- **Aim of the exercise**
Nothing belongs in the answer except the lines of the material that include "JSON".
═════ Data ═════
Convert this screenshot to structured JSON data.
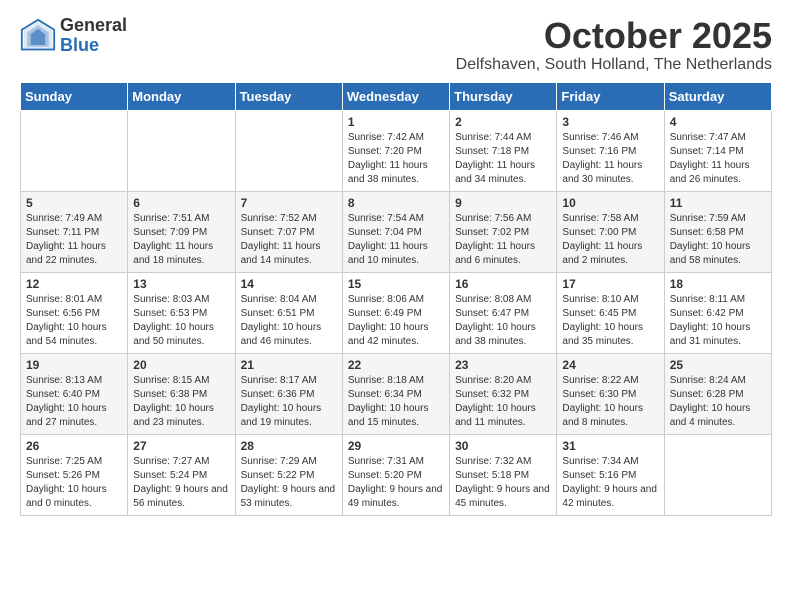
{
  "header": {
    "logo_general": "General",
    "logo_blue": "Blue",
    "month_title": "October 2025",
    "subtitle": "Delfshaven, South Holland, The Netherlands"
  },
  "days_of_week": [
    "Sunday",
    "Monday",
    "Tuesday",
    "Wednesday",
    "Thursday",
    "Friday",
    "Saturday"
  ],
  "weeks": [
    [
      {
        "day": "",
        "info": ""
      },
      {
        "day": "",
        "info": ""
      },
      {
        "day": "",
        "info": ""
      },
      {
        "day": "1",
        "info": "Sunrise: 7:42 AM\nSunset: 7:20 PM\nDaylight: 11 hours and 38 minutes."
      },
      {
        "day": "2",
        "info": "Sunrise: 7:44 AM\nSunset: 7:18 PM\nDaylight: 11 hours and 34 minutes."
      },
      {
        "day": "3",
        "info": "Sunrise: 7:46 AM\nSunset: 7:16 PM\nDaylight: 11 hours and 30 minutes."
      },
      {
        "day": "4",
        "info": "Sunrise: 7:47 AM\nSunset: 7:14 PM\nDaylight: 11 hours and 26 minutes."
      }
    ],
    [
      {
        "day": "5",
        "info": "Sunrise: 7:49 AM\nSunset: 7:11 PM\nDaylight: 11 hours and 22 minutes."
      },
      {
        "day": "6",
        "info": "Sunrise: 7:51 AM\nSunset: 7:09 PM\nDaylight: 11 hours and 18 minutes."
      },
      {
        "day": "7",
        "info": "Sunrise: 7:52 AM\nSunset: 7:07 PM\nDaylight: 11 hours and 14 minutes."
      },
      {
        "day": "8",
        "info": "Sunrise: 7:54 AM\nSunset: 7:04 PM\nDaylight: 11 hours and 10 minutes."
      },
      {
        "day": "9",
        "info": "Sunrise: 7:56 AM\nSunset: 7:02 PM\nDaylight: 11 hours and 6 minutes."
      },
      {
        "day": "10",
        "info": "Sunrise: 7:58 AM\nSunset: 7:00 PM\nDaylight: 11 hours and 2 minutes."
      },
      {
        "day": "11",
        "info": "Sunrise: 7:59 AM\nSunset: 6:58 PM\nDaylight: 10 hours and 58 minutes."
      }
    ],
    [
      {
        "day": "12",
        "info": "Sunrise: 8:01 AM\nSunset: 6:56 PM\nDaylight: 10 hours and 54 minutes."
      },
      {
        "day": "13",
        "info": "Sunrise: 8:03 AM\nSunset: 6:53 PM\nDaylight: 10 hours and 50 minutes."
      },
      {
        "day": "14",
        "info": "Sunrise: 8:04 AM\nSunset: 6:51 PM\nDaylight: 10 hours and 46 minutes."
      },
      {
        "day": "15",
        "info": "Sunrise: 8:06 AM\nSunset: 6:49 PM\nDaylight: 10 hours and 42 minutes."
      },
      {
        "day": "16",
        "info": "Sunrise: 8:08 AM\nSunset: 6:47 PM\nDaylight: 10 hours and 38 minutes."
      },
      {
        "day": "17",
        "info": "Sunrise: 8:10 AM\nSunset: 6:45 PM\nDaylight: 10 hours and 35 minutes."
      },
      {
        "day": "18",
        "info": "Sunrise: 8:11 AM\nSunset: 6:42 PM\nDaylight: 10 hours and 31 minutes."
      }
    ],
    [
      {
        "day": "19",
        "info": "Sunrise: 8:13 AM\nSunset: 6:40 PM\nDaylight: 10 hours and 27 minutes."
      },
      {
        "day": "20",
        "info": "Sunrise: 8:15 AM\nSunset: 6:38 PM\nDaylight: 10 hours and 23 minutes."
      },
      {
        "day": "21",
        "info": "Sunrise: 8:17 AM\nSunset: 6:36 PM\nDaylight: 10 hours and 19 minutes."
      },
      {
        "day": "22",
        "info": "Sunrise: 8:18 AM\nSunset: 6:34 PM\nDaylight: 10 hours and 15 minutes."
      },
      {
        "day": "23",
        "info": "Sunrise: 8:20 AM\nSunset: 6:32 PM\nDaylight: 10 hours and 11 minutes."
      },
      {
        "day": "24",
        "info": "Sunrise: 8:22 AM\nSunset: 6:30 PM\nDaylight: 10 hours and 8 minutes."
      },
      {
        "day": "25",
        "info": "Sunrise: 8:24 AM\nSunset: 6:28 PM\nDaylight: 10 hours and 4 minutes."
      }
    ],
    [
      {
        "day": "26",
        "info": "Sunrise: 7:25 AM\nSunset: 5:26 PM\nDaylight: 10 hours and 0 minutes."
      },
      {
        "day": "27",
        "info": "Sunrise: 7:27 AM\nSunset: 5:24 PM\nDaylight: 9 hours and 56 minutes."
      },
      {
        "day": "28",
        "info": "Sunrise: 7:29 AM\nSunset: 5:22 PM\nDaylight: 9 hours and 53 minutes."
      },
      {
        "day": "29",
        "info": "Sunrise: 7:31 AM\nSunset: 5:20 PM\nDaylight: 9 hours and 49 minutes."
      },
      {
        "day": "30",
        "info": "Sunrise: 7:32 AM\nSunset: 5:18 PM\nDaylight: 9 hours and 45 minutes."
      },
      {
        "day": "31",
        "info": "Sunrise: 7:34 AM\nSunset: 5:16 PM\nDaylight: 9 hours and 42 minutes."
      },
      {
        "day": "",
        "info": ""
      }
    ]
  ]
}
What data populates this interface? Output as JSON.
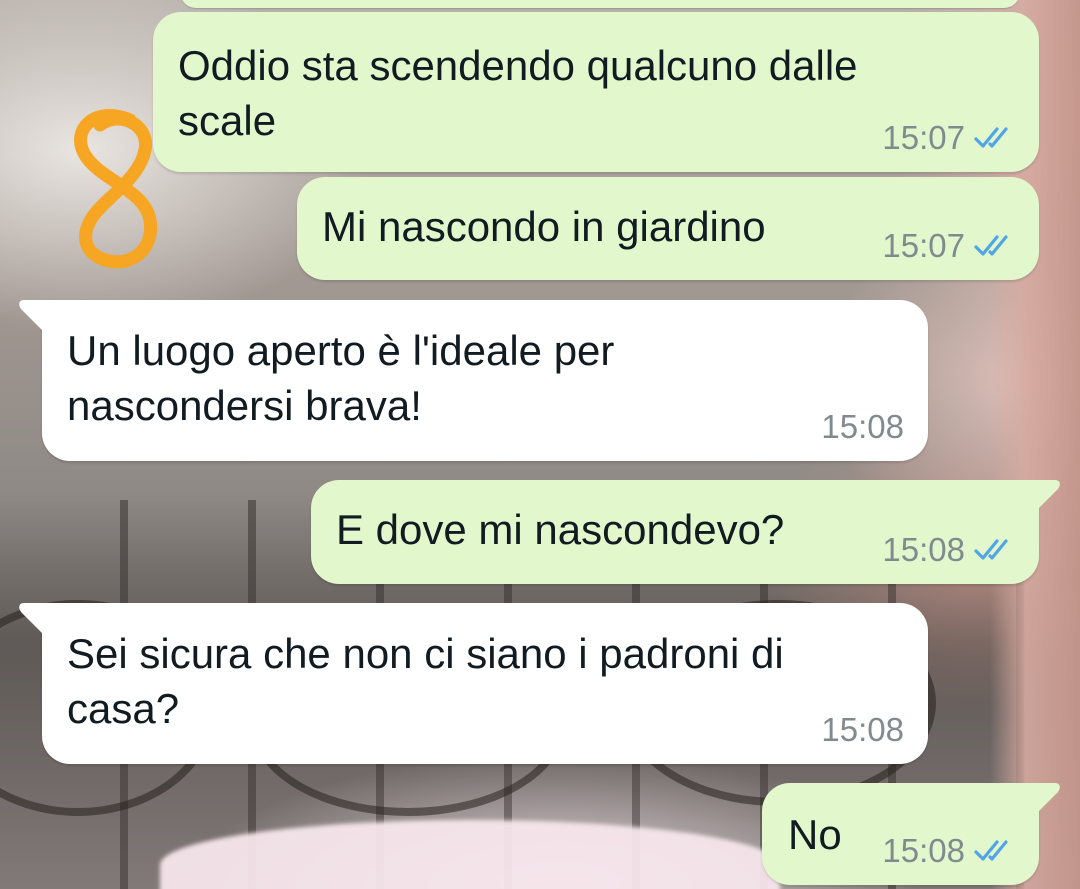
{
  "chat": {
    "messages": [
      {
        "direction": "outgoing",
        "text": "Oddio sta scendendo qualcuno dalle\nscale",
        "time": "15:07",
        "status": "read",
        "status_icon": "double-check-read-icon"
      },
      {
        "direction": "outgoing",
        "text": "Mi nascondo in giardino",
        "time": "15:07",
        "status": "read",
        "status_icon": "double-check-read-icon"
      },
      {
        "direction": "incoming",
        "text": "Un luogo aperto è l'ideale per\nnascondersi brava!",
        "time": "15:08"
      },
      {
        "direction": "outgoing",
        "text": "E dove mi nascondevo?",
        "time": "15:08",
        "status": "read",
        "status_icon": "double-check-read-icon"
      },
      {
        "direction": "incoming",
        "text": "Sei sicura che non ci siano i padroni di\ncasa?",
        "time": "15:08"
      },
      {
        "direction": "outgoing",
        "text": "No",
        "time": "15:08",
        "status": "read",
        "status_icon": "double-check-read-icon"
      }
    ],
    "doodle": {
      "text": "8",
      "color": "#f6a623"
    }
  },
  "colors": {
    "outgoing_bubble": "#e2f7cb",
    "incoming_bubble": "#ffffff",
    "read_tick": "#4fa5e8",
    "time_text": "#808a8f",
    "message_text": "#111b21"
  }
}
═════
- **Task response**
Convert this screenshot to structured JSON data.
What data populates this interface? Output as JSON.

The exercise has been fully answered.